Ever wondered what sleep may look like in the future? We explore how sleep may go from science fiction dream to eyes-wide-shut reality.
Science fiction has imagined a vast array of realities. While many of them seem like an impossible dream (#stillwaitingonmyhoverboard), some technological advances dreamed up by sci-fi have since become a reality. Consider the tablet computer – an iteration of which notably appeared in Star Trek.
A feature of much sci-fi is imagining what sleep may look like in the future. Whether it's allowing astronauts to sleep through the boring, lengthy periods of intergalactic space travel, or the hacking of sleep for punishment, productivity or for more nefarious purposes, sci-fi writers have explored an array of alternatives to the standard 8 hours a night.
Of course, where sci-fi goes, actual science often follows. So we've explored just which future sleep fantasies may become a reality.
Call it hypersleep, cryosleep or stasis, the basic premise behind this is a sleep pod that puts space travellers to sleep, allowing them to bypass many of the mental and physical strains required of interstellar travel. Think Alien (and the rest of the franchise), 2001: A Space Odyssey, and Event Horizon.
As well as allowing movie directors to skip many of the boring moments of space travel and quickly get to the action, cryosleep also means ships don't have to carry the huge amount of food and supplies that would otherwise be required of a months- or years-long journey, thereby saving considerable weight, space, and energy.
While it might seem like a far-fetched fantasy, reports are NASA is currently working on the technology as part of a human mission to Mars. While not ‘cryo' sleep, instead people would enter a state of torpor, in the much the same way mammals hibernate during winter.
In fact, scientists already use this technology to induce comas in critical trauma patients, although this usually only lasts for a few days, not months. It works by lowering the core body temperature of the patient, slowing down their vital functions and allowing the brain to enter a “sleep state”, from which they can be awakened when required.
While many of us regularly get by on less, research has shown that the optimum amount of sleep time for adult humans is around 7-9 hours a night.
But what if humans could function on less sleep? Much, much less.
Television series Dr. Who explored just such an idea during the series 9 episode titled Sleep No More. Using a machine known as Morpheus, workers are able to truncate a month's worth of sleep into just 5 minutes, allowing them to work more.
Similarly, the 1990s novel Beggars in Spain, imagined a future in which genetic engineering has allowed certain people to eliminate the need for sleep altogether, while at the same time endowing them with greater intelligence and productivity.
Research already exists for there being a genetic link between people who can function, and thrive, on very little sleep. University of California human geneticist Ying-Hui Fu was part of a team that unlocked a gene variation that allows some people to function on less sleep, without the adverse side effects normally associated with sleep deprivation.
Scientists hope this gene will lead to the production of medical stimulants that would allow people to go days or more without the need for sleep.
Of course, when we sleep, our brain doesn't entirely shut down.
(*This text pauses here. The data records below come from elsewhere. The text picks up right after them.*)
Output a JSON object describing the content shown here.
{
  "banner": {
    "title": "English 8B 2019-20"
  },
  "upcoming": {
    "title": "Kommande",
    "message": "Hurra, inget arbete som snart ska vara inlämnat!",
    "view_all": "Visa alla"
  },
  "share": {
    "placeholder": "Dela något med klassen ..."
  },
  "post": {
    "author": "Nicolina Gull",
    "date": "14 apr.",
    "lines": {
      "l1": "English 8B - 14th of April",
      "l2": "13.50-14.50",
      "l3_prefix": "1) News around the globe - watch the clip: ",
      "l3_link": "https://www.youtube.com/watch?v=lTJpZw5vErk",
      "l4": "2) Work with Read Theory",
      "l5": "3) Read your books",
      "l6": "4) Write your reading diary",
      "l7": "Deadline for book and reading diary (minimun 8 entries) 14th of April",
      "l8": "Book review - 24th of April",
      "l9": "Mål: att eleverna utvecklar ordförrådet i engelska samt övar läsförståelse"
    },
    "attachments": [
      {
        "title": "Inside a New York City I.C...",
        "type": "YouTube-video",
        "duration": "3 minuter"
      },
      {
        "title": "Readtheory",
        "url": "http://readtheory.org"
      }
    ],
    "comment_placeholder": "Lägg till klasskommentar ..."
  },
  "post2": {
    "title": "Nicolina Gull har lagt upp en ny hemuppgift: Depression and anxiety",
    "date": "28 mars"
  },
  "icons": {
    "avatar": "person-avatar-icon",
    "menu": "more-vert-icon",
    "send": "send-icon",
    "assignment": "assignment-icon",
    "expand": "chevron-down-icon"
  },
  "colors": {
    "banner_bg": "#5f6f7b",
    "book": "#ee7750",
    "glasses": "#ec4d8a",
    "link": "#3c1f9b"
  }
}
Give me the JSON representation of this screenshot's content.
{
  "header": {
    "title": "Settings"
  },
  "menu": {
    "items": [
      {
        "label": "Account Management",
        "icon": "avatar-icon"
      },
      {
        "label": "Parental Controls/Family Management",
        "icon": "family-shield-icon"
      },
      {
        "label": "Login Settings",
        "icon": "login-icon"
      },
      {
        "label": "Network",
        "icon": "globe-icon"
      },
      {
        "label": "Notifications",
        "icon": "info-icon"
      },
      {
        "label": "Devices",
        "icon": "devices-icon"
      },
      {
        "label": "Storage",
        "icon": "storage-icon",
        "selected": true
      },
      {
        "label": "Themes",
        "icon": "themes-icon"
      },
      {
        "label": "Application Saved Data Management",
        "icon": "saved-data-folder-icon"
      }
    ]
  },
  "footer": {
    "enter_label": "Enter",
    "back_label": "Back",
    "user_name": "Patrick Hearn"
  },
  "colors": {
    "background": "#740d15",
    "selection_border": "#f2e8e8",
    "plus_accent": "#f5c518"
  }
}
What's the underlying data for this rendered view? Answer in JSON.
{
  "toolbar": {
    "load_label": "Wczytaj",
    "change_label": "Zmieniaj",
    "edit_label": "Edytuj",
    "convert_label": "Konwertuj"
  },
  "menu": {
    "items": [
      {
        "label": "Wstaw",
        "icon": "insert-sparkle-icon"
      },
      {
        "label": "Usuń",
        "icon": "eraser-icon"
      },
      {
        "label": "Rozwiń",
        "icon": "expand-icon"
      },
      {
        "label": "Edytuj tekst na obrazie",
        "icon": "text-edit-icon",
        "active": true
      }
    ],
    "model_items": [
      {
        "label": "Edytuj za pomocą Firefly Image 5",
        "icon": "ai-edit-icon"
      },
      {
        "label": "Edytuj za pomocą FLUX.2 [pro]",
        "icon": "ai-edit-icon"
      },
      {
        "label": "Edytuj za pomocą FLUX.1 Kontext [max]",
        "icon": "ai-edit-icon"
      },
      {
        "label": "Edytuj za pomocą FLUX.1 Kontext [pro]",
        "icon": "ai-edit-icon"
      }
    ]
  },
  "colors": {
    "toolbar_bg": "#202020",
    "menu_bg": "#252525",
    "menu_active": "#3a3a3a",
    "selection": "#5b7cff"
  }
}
While there are tech tools that allow you to exercise some control over your dreams, there is still much that we don't understand about the dream state.
Sci-fi has imagined dreaming as a way to alter or create entirely new realities. In Inception, military technology allows ‘extractors' to enter the minds of their targets while they sleep in order to gain valuable information. The Portable Automated Somnacin IntraVenous device (or PASIV) is used to enter the subconscious of dreamers and manipulate the locations, events and people there in order to plant ideas and influence the target when they awake.
Scientists have been interested in what happens when we dream and people who are naturally gifted lucid dreamers are helping researchers uncover more information.
Normally, being able to communicate while asleep would be incredibly difficult because the body is essentially paralysed during the REM stage where dreaming occurs. However, using predetermined eye movements, sleep subjects are able to communicate with researchers as they dream. While this research is at the early stages, it's hoped that lucid dreaming will allow researchers to understand more about the subconscious and how our mind works during sleep.
While these advances in technology are some ways off, Sleeping Duck has combined the latest in research and engineering to create the very best mattress for your sleep today. Click here to find out just what goes into the most comfortable mattress on the market.